[Excerpts from an interface dataset]
________

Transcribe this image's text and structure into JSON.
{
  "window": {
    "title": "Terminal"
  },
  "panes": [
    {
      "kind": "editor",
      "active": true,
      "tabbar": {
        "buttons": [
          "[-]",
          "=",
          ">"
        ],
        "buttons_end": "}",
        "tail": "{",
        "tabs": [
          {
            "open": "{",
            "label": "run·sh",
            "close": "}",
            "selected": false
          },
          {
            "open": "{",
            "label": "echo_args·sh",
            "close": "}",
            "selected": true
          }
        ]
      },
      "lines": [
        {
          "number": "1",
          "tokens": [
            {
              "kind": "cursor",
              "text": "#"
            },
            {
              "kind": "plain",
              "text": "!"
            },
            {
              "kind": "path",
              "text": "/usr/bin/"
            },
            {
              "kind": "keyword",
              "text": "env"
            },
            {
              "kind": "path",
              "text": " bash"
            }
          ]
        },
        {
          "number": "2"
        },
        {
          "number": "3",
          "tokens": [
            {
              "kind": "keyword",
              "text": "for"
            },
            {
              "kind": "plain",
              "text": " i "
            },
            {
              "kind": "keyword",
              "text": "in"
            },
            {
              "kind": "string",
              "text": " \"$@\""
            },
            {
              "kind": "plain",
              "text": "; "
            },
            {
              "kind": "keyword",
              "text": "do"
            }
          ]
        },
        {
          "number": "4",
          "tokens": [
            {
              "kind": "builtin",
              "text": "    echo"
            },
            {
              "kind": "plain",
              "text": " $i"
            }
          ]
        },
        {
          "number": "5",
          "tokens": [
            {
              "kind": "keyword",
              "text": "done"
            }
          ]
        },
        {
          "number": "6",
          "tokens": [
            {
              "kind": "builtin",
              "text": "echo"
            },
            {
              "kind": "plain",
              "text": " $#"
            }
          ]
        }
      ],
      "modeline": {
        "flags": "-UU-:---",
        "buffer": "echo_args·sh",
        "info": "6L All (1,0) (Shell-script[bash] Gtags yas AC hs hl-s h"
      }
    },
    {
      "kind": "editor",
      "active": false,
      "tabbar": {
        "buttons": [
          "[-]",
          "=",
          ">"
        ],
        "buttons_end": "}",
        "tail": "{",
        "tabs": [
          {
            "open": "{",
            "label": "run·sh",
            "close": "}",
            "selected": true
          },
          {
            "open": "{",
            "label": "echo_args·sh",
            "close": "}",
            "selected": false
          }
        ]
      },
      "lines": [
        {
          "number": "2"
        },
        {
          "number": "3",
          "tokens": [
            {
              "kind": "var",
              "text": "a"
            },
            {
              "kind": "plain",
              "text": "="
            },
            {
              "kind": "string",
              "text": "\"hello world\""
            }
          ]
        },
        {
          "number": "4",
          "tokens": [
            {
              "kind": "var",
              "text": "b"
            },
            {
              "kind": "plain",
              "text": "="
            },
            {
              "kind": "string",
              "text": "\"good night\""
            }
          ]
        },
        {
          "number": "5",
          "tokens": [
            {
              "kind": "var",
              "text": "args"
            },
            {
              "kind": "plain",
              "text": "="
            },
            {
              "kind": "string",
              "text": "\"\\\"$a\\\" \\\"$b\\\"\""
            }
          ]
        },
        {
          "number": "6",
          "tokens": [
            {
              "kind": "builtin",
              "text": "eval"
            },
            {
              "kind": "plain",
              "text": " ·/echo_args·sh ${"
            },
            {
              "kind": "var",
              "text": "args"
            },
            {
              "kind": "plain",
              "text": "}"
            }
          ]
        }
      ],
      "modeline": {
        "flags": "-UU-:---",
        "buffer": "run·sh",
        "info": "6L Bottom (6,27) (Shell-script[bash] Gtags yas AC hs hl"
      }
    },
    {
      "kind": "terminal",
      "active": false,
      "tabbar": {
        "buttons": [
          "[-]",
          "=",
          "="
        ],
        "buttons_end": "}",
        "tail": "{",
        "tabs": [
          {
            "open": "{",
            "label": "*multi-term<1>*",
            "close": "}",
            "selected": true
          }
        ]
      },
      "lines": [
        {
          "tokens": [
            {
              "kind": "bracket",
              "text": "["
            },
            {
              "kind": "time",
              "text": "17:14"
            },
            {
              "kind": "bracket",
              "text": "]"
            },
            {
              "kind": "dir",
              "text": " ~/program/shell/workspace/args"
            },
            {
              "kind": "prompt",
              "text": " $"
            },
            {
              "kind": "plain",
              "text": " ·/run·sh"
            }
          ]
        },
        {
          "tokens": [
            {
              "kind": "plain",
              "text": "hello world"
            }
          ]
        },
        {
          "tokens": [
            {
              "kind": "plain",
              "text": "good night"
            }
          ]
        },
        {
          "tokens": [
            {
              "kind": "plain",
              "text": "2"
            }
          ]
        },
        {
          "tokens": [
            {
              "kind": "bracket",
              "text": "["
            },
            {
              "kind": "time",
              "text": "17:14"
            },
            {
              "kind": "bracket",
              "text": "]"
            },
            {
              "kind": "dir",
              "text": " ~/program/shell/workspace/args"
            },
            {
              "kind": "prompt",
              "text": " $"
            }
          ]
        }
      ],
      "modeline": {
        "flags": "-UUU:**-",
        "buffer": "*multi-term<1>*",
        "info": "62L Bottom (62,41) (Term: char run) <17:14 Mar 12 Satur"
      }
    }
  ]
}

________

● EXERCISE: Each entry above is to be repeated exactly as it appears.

● EXERCISE RESPONSE:
Transcribe this image's text and structure into JSON.
{
  "window": {
    "title": "Terminal"
  },
  "panes": [
    {
      "kind": "editor",
      "active": true,
      "tabbar": {
        "buttons": [
          "[-]",
          "=",
          ">"
        ],
        "buttons_end": "}",
        "tail": "{",
        "tabs": [
          {
            "open": "{",
            "label": "run·sh",
            "close": "}",
            "selected": false
          },
          {
            "open": "{",
            "label": "echo_args·sh",
            "close": "}",
            "selected": true
          }
        ]
      },
      "lines": [
        {
          "number": "1",
          "tokens": [
            {
              "kind": "cursor",
              "text": "#"
            },
            {
              "kind": "plain",
              "text": "!"
            },
            {
              "kind": "path",
              "text": "/usr/bin/"
            },
            {
              "kind": "keyword",
              "text": "env"
            },
            {
              "kind": "path",
              "text": " bash"
            }
          ]
        },
        {
          "number": "2"
        },
        {
          "number": "3",
          "tokens": [
            {
              "kind": "keyword",
              "text": "for"
            },
            {
              "kind": "plain",
              "text": " i "
            },
            {
              "kind": "keyword",
              "text": "in"
            },
            {
              "kind": "string",
              "text": " \"$@\""
            },
            {
              "kind": "plain",
              "text": "; "
            },
            {
              "kind": "keyword",
              "text": "do"
            }
          ]
        },
        {
          "number": "4",
          "tokens": [
            {
              "kind": "builtin",
              "text": "    echo"
            },
            {
              "kind": "plain",
              "text": " $i"
            }
          ]
        },
        {
          "number": "5",
          "tokens": [
            {
              "kind": "keyword",
              "text": "done"
            }
          ]
        },
        {
          "number": "6",
          "tokens": [
            {
              "kind": "builtin",
              "text": "echo"
            },
            {
              "kind": "plain",
              "text": " $#"
            }
          ]
        }
      ],
      "modeline": {
        "flags": "-UU-:---",
        "buffer": "echo_args·sh",
        "info": "6L All (1,0) (Shell-script[bash] Gtags yas AC hs hl-s h"
      }
    },
    {
      "kind": "editor",
      "active": false,
      "tabbar": {
        "buttons": [
          "[-]",
          "=",
          ">"
        ],
        "buttons_end": "}",
        "tail": "{",
        "tabs": [
          {
            "open": "{",
            "label": "run·sh",
            "close": "}",
            "selected": true
          },
          {
            "open": "{",
            "label": "echo_args·sh",
            "close": "}",
            "selected": false
          }
        ]
      },
      "lines": [
        {
          "number": "2"
        },
        {
          "number": "3",
          "tokens": [
            {
              "kind": "var",
              "text": "a"
            },
            {
              "kind": "plain",
              "text": "="
            },
            {
              "kind": "string",
              "text": "\"hello world\""
            }
          ]
        },
        {
          "number": "4",
          "tokens": [
            {
              "kind": "var",
              "text": "b"
            },
            {
              "kind": "plain",
              "text": "="
            },
            {
              "kind": "string",
              "text": "\"good night\""
            }
          ]
        },
        {
          "number": "5",
          "tokens": [
            {
              "kind": "var",
              "text": "args"
            },
            {
              "kind": "plain",
              "text": "="
            },
            {
              "kind": "string",
              "text": "\"\\\"$a\\\" \\\"$b\\\"\""
            }
          ]
        },
        {
          "number": "6",
          "tokens": [
            {
              "kind": "builtin",
              "text": "eval"
            },
            {
              "kind": "plain",
              "text": " ·/echo_args·sh ${"
            },
            {
              "kind": "var",
              "text": "args"
            },
            {
              "kind": "plain",
              "text": "}"
            }
          ]
        }
      ],
      "modeline": {
        "flags": "-UU-:---",
        "buffer": "run·sh",
        "info": "6L Bottom (6,27) (Shell-script[bash] Gtags yas AC hs hl"
      }
    },
    {
      "kind": "terminal",
      "active": false,
      "tabbar": {
        "buttons": [
          "[-]",
          "=",
          "="
        ],
        "buttons_end": "}",
        "tail": "{",
        "tabs": [
          {
            "open": "{",
            "label": "*multi-term<1>*",
            "close": "}",
            "selected": true
          }
        ]
      },
      "lines": [
        {
          "tokens": [
            {
              "kind": "bracket",
              "text": "["
            },
            {
              "kind": "time",
              "text": "17:14"
            },
            {
              "kind": "bracket",
              "text": "]"
            },
            {
              "kind": "dir",
              "text": " ~/program/shell/workspace/args"
            },
            {
              "kind": "prompt",
              "text": " $"
            },
            {
              "kind": "plain",
              "text": " ·/run·sh"
            }
          ]
        },
        {
          "tokens": [
            {
              "kind": "plain",
              "text": "hello world"
            }
          ]
        },
        {
          "tokens": [
            {
              "kind": "plain",
              "text": "good night"
            }
          ]
        },
        {
          "tokens": [
            {
              "kind": "plain",
              "text": "2"
            }
          ]
        },
        {
          "tokens": [
            {
              "kind": "bracket",
              "text": "["
            },
            {
              "kind": "time",
              "text": "17:14"
            },
            {
              "kind": "bracket",
              "text": "]"
            },
            {
              "kind": "dir",
              "text": " ~/program/shell/workspace/args"
            },
            {
              "kind": "prompt",
              "text": " $"
            }
          ]
        }
      ],
      "modeline": {
        "flags": "-UUU:**-",
        "buffer": "*multi-term<1>*",
        "info": "62L Bottom (62,41) (Term: char run) <17:14 Mar 12 Satur"
      }
    }
  ]
}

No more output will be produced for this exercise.